**DATA SECTION:**
§ §

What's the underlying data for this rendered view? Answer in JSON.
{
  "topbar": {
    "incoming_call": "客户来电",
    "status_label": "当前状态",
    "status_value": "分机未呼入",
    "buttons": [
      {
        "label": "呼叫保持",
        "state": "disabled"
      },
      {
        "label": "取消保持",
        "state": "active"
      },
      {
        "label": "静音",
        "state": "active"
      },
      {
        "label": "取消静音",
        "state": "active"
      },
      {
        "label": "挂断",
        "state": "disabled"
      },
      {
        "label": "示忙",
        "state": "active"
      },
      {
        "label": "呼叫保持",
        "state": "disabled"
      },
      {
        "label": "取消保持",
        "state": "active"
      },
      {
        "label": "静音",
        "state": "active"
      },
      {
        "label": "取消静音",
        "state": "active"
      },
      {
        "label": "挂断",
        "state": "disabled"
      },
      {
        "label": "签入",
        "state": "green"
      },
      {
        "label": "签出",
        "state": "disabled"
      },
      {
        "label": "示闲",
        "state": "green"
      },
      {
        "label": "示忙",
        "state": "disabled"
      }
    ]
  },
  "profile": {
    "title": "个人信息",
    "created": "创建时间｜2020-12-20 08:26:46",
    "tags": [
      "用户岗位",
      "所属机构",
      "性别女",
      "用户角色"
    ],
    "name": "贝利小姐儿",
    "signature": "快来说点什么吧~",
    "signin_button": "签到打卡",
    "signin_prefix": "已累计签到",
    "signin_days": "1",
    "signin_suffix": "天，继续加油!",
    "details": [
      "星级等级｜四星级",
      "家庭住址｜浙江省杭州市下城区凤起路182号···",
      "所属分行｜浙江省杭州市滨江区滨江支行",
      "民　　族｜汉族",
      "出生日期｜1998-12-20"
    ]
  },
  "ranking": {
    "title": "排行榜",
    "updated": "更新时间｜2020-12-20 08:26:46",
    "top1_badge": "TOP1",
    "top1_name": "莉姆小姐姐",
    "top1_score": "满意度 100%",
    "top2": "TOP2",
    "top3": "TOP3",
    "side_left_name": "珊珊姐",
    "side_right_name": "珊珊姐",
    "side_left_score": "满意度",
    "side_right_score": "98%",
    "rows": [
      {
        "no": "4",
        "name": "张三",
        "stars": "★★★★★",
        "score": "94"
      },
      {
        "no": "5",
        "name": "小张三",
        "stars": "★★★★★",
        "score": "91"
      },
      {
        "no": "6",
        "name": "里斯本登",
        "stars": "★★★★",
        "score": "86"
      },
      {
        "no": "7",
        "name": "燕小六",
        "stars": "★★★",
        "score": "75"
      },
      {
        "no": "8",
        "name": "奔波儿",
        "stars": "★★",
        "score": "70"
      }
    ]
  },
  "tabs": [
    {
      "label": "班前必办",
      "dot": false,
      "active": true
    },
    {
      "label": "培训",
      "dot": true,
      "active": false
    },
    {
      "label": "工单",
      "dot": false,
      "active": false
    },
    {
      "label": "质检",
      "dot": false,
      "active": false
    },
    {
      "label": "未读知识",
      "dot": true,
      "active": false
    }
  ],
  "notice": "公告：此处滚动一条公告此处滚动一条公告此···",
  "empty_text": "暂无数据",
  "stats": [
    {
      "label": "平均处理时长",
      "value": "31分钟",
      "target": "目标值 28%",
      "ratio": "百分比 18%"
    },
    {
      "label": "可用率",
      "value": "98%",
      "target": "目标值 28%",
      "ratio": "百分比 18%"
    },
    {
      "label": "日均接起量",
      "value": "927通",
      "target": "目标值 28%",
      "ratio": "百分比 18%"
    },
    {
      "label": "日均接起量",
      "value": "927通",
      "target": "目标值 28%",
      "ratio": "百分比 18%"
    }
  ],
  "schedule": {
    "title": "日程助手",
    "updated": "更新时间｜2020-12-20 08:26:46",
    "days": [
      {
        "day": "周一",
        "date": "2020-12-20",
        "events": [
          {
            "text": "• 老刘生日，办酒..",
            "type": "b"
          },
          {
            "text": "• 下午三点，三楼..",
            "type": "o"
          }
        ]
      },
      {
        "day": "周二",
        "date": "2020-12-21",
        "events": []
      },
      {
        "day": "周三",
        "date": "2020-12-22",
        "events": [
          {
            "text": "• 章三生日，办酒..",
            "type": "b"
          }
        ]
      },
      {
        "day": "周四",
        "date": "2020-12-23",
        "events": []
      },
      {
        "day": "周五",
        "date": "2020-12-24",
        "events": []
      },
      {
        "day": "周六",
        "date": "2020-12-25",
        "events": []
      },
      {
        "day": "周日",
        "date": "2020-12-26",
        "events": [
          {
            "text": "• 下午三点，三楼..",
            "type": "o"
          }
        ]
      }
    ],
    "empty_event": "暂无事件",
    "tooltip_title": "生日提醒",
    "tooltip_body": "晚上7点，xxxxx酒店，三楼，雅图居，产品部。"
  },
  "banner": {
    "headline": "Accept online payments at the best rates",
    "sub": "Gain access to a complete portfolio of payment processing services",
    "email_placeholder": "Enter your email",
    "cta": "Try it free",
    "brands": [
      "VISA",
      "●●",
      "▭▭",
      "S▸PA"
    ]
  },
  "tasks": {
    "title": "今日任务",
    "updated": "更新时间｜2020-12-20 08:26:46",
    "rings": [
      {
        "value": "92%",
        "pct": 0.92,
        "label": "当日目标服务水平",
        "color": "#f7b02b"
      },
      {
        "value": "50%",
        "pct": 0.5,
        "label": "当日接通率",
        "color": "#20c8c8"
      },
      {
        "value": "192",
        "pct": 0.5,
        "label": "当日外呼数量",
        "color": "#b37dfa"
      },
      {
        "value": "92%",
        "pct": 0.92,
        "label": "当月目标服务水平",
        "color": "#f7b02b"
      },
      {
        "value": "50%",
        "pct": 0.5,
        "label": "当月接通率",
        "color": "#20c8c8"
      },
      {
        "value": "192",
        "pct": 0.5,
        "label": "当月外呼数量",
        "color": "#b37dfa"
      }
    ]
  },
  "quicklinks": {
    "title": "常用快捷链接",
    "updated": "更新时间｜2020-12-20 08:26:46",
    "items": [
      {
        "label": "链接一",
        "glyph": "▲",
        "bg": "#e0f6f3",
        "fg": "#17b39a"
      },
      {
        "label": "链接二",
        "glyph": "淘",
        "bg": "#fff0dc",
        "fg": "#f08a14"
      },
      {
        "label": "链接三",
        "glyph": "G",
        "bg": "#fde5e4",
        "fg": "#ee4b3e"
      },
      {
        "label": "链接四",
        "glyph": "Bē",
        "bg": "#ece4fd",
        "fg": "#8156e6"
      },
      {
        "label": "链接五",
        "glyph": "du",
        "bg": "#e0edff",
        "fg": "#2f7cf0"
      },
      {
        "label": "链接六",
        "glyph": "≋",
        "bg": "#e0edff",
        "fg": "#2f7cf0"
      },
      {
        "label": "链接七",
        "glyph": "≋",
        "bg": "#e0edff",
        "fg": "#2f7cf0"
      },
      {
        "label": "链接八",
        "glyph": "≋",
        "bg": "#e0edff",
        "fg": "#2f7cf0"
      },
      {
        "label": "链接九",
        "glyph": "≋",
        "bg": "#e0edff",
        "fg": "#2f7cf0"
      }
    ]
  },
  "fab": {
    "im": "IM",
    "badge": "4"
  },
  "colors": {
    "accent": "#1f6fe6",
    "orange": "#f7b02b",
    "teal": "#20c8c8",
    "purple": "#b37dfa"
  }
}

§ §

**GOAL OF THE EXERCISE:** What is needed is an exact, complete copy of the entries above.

**FINAL ANSWER:**
What's the underlying data for this rendered view? Answer in JSON.
{
  "topbar": {
    "incoming_call": "客户来电",
    "status_label": "当前状态",
    "status_value": "分机未呼入",
    "buttons": [
      {
        "label": "呼叫保持",
        "state": "disabled"
      },
      {
        "label": "取消保持",
        "state": "active"
      },
      {
        "label": "静音",
        "state": "active"
      },
      {
        "label": "取消静音",
        "state": "active"
      },
      {
        "label": "挂断",
        "state": "disabled"
      },
      {
        "label": "示忙",
        "state": "active"
      },
      {
        "label": "呼叫保持",
        "state": "disabled"
      },
      {
        "label": "取消保持",
        "state": "active"
      },
      {
        "label": "静音",
        "state": "active"
      },
      {
        "label": "取消静音",
        "state": "active"
      },
      {
        "label": "挂断",
        "state": "disabled"
      },
      {
        "label": "签入",
        "state": "green"
      },
      {
        "label": "签出",
        "state": "disabled"
      },
      {
        "label": "示闲",
        "state": "green"
      },
      {
        "label": "示忙",
        "state": "disabled"
      }
    ]
  },
  "profile": {
    "title": "个人信息",
    "created": "创建时间｜2020-12-20 08:26:46",
    "tags": [
      "用户岗位",
      "所属机构",
      "性别女",
      "用户角色"
    ],
    "name": "贝利小姐儿",
    "signature": "快来说点什么吧~",
    "signin_button": "签到打卡",
    "signin_prefix": "已累计签到",
    "signin_days": "1",
    "signin_suffix": "天，继续加油!",
    "details": [
      "星级等级｜四星级",
      "家庭住址｜浙江省杭州市下城区凤起路182号···",
      "所属分行｜浙江省杭州市滨江区滨江支行",
      "民　　族｜汉族",
      "出生日期｜1998-12-20"
    ]
  },
  "ranking": {
    "title": "排行榜",
    "updated": "更新时间｜2020-12-20 08:26:46",
    "top1_badge": "TOP1",
    "top1_name": "莉姆小姐姐",
    "top1_score": "满意度 100%",
    "top2": "TOP2",
    "top3": "TOP3",
    "side_left_name": "珊珊姐",
    "side_right_name": "珊珊姐",
    "side_left_score": "满意度",
    "side_right_score": "98%",
    "rows": [
      {
        "no": "4",
        "name": "张三",
        "stars": "★★★★★",
        "score": "94"
      },
      {
        "no": "5",
        "name": "小张三",
        "stars": "★★★★★",
        "score": "91"
      },
      {
        "no": "6",
        "name": "里斯本登",
        "stars": "★★★★",
        "score": "86"
      },
      {
        "no": "7",
        "name": "燕小六",
        "stars": "★★★",
        "score": "75"
      },
      {
        "no": "8",
        "name": "奔波儿",
        "stars": "★★",
        "score": "70"
      }
    ]
  },
  "tabs": [
    {
      "label": "班前必办",
      "dot": false,
      "active": true
    },
    {
      "label": "培训",
      "dot": true,
      "active": false
    },
    {
      "label": "工单",
      "dot": false,
      "active": false
    },
    {
      "label": "质检",
      "dot": false,
      "active": false
    },
    {
      "label": "未读知识",
      "dot": true,
      "active": false
    }
  ],
  "notice": "公告：此处滚动一条公告此处滚动一条公告此···",
  "empty_text": "暂无数据",
  "stats": [
    {
      "label": "平均处理时长",
      "value": "31分钟",
      "target": "目标值 28%",
      "ratio": "百分比 18%"
    },
    {
      "label": "可用率",
      "value": "98%",
      "target": "目标值 28%",
      "ratio": "百分比 18%"
    },
    {
      "label": "日均接起量",
      "value": "927通",
      "target": "目标值 28%",
      "ratio": "百分比 18%"
    },
    {
      "label": "日均接起量",
      "value": "927通",
      "target": "目标值 28%",
      "ratio": "百分比 18%"
    }
  ],
  "schedule": {
    "title": "日程助手",
    "updated": "更新时间｜2020-12-20 08:26:46",
    "days": [
      {
        "day": "周一",
        "date": "2020-12-20",
        "events": [
          {
            "text": "• 老刘生日，办酒..",
            "type": "b"
          },
          {
            "text": "• 下午三点，三楼..",
            "type": "o"
          }
        ]
      },
      {
        "day": "周二",
        "date": "2020-12-21",
        "events": []
      },
      {
        "day": "周三",
        "date": "2020-12-22",
        "events": [
          {
            "text": "• 章三生日，办酒..",
            "type": "b"
          }
        ]
      },
      {
        "day": "周四",
        "date": "2020-12-23",
        "events": []
      },
      {
        "day": "周五",
        "date": "2020-12-24",
        "events": []
      },
      {
        "day": "周六",
        "date": "2020-12-25",
        "events": []
      },
      {
        "day": "周日",
        "date": "2020-12-26",
        "events": [
          {
            "text": "• 下午三点，三楼..",
            "type": "o"
          }
        ]
      }
    ],
    "empty_event": "暂无事件",
    "tooltip_title": "生日提醒",
    "tooltip_body": "晚上7点，xxxxx酒店，三楼，雅图居，产品部。"
  },
  "banner": {
    "headline": "Accept online payments at the best rates",
    "sub": "Gain access to a complete portfolio of payment processing services",
    "email_placeholder": "Enter your email",
    "cta": "Try it free",
    "brands": [
      "VISA",
      "●●",
      "▭▭",
      "S▸PA"
    ]
  },
  "tasks": {
    "title": "今日任务",
    "updated": "更新时间｜2020-12-20 08:26:46",
    "rings": [
      {
        "value": "92%",
        "pct": 0.92,
        "label": "当日目标服务水平",
        "color": "#f7b02b"
      },
      {
        "value": "50%",
        "pct": 0.5,
        "label": "当日接通率",
        "color": "#20c8c8"
      },
      {
        "value": "192",
        "pct": 0.5,
        "label": "当日外呼数量",
        "color": "#b37dfa"
      },
      {
        "value": "92%",
        "pct": 0.92,
        "label": "当月目标服务水平",
        "color": "#f7b02b"
      },
      {
        "value": "50%",
        "pct": 0.5,
        "label": "当月接通率",
        "color": "#20c8c8"
      },
      {
        "value": "192",
        "pct": 0.5,
        "label": "当月外呼数量",
        "color": "#b37dfa"
      }
    ]
  },
  "quicklinks": {
    "title": "常用快捷链接",
    "updated": "更新时间｜2020-12-20 08:26:46",
    "items": [
      {
        "label": "链接一",
        "glyph": "▲",
        "bg": "#e0f6f3",
        "fg": "#17b39a"
      },
      {
        "label": "链接二",
        "glyph": "淘",
        "bg": "#fff0dc",
        "fg": "#f08a14"
      },
      {
        "label": "链接三",
        "glyph": "G",
        "bg": "#fde5e4",
        "fg": "#ee4b3e"
      },
      {
        "label": "链接四",
        "glyph": "Bē",
        "bg": "#ece4fd",
        "fg": "#8156e6"
      },
      {
        "label": "链接五",
        "glyph": "du",
        "bg": "#e0edff",
        "fg": "#2f7cf0"
      },
      {
        "label": "链接六",
        "glyph": "≋",
        "bg": "#e0edff",
        "fg": "#2f7cf0"
      },
      {
        "label": "链接七",
        "glyph": "≋",
        "bg": "#e0edff",
        "fg": "#2f7cf0"
      },
      {
        "label": "链接八",
        "glyph": "≋",
        "bg": "#e0edff",
        "fg": "#2f7cf0"
      },
      {
        "label": "链接九",
        "glyph": "≋",
        "bg": "#e0edff",
        "fg": "#2f7cf0"
      }
    ]
  },
  "fab": {
    "im": "IM",
    "badge": "4"
  },
  "colors": {
    "accent": "#1f6fe6",
    "orange": "#f7b02b",
    "teal": "#20c8c8",
    "purple": "#b37dfa"
  }
}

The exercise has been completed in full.